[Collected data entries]
──────────────────────────────

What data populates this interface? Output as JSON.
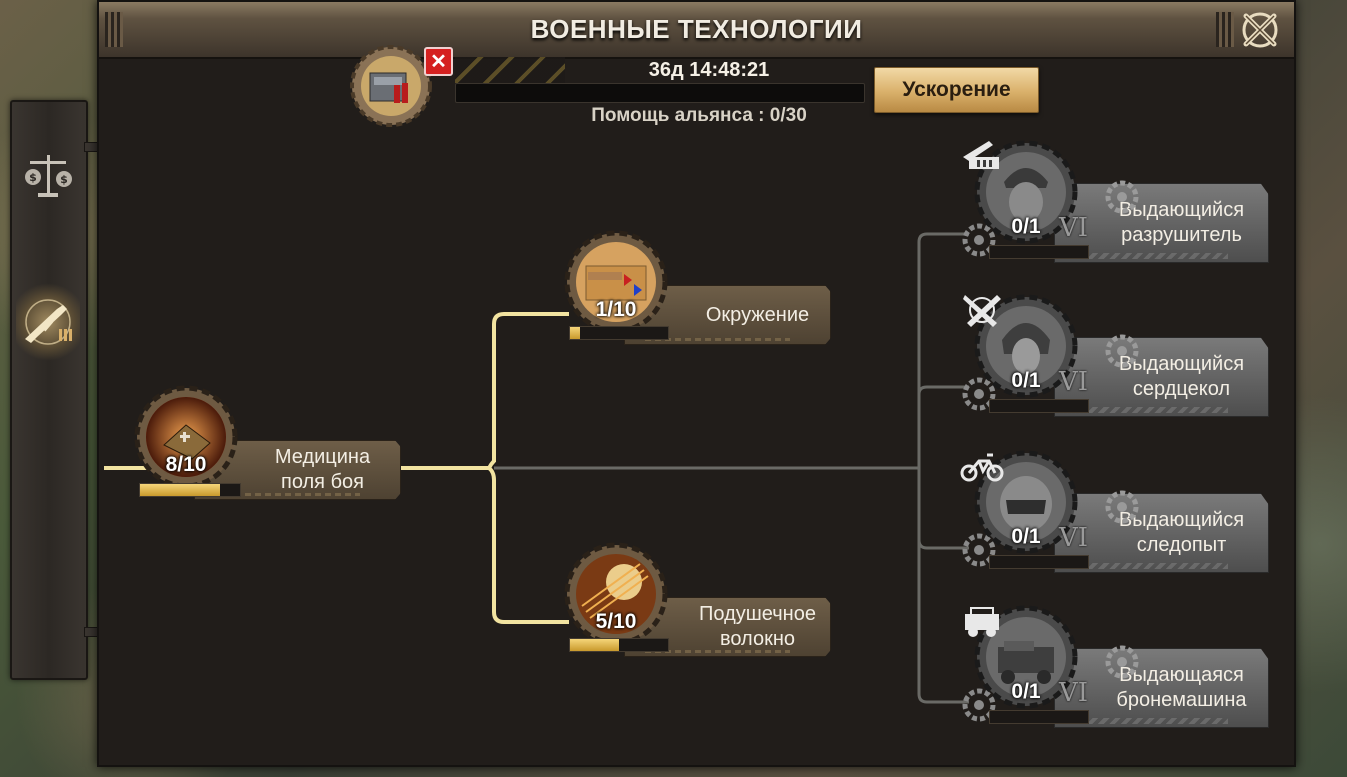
{
  "window": {
    "title": "ВОЕННЫЕ ТЕХНОЛОГИИ"
  },
  "research": {
    "timer": "36д 14:48:21",
    "alliance_help": "Помощь альянса : 0/30",
    "speed_button": "Ускорение",
    "progress": 0
  },
  "side_tabs": [
    {
      "icon": "scales-money-icon",
      "active": false
    },
    {
      "icon": "rifle-icon",
      "active": true
    }
  ],
  "tree": {
    "root": {
      "name": "Медицина поля боя",
      "line1": "Медицина",
      "line2": "поля боя",
      "level": "8/10",
      "progress": 0.8,
      "icon": "medicine-crate-icon"
    },
    "tier2": [
      {
        "name": "Окружение",
        "line1": "Окружение",
        "line2": "",
        "level": "1/10",
        "progress": 0.1,
        "icon": "battle-map-icon"
      },
      {
        "name": "Подушечное волокно",
        "line1": "Подушечное",
        "line2": "волокно",
        "level": "5/10",
        "progress": 0.5,
        "icon": "fiber-icon"
      }
    ],
    "tier3": [
      {
        "line1": "Выдающийся",
        "line2": "разрушитель",
        "level": "0/1",
        "roman": "VI",
        "progress": 0,
        "class_icon": "artillery-truck-icon",
        "portrait": "soldier-helmet-icon"
      },
      {
        "line1": "Выдающийся",
        "line2": "сердцекол",
        "level": "0/1",
        "roman": "VI",
        "progress": 0,
        "class_icon": "crossed-knives-icon",
        "portrait": "female-soldier-icon"
      },
      {
        "line1": "Выдающийся",
        "line2": "следопыт",
        "level": "0/1",
        "roman": "VI",
        "progress": 0,
        "class_icon": "motorcycle-icon",
        "portrait": "biker-helmet-icon"
      },
      {
        "line1": "Выдающаяся",
        "line2": "бронемашина",
        "level": "0/1",
        "roman": "VI",
        "progress": 0,
        "class_icon": "jeep-icon",
        "portrait": "armored-vehicle-icon"
      }
    ]
  },
  "colors": {
    "active_line": "#f2e3a0",
    "inactive_line": "#6a6a66",
    "progress_fill": "#e8c04a",
    "accent_button": "#d9b06a"
  }
}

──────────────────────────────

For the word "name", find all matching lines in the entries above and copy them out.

      "name": "Медицина поля боя",
        "name": "Окружение",
        "name": "Подушечное волокно",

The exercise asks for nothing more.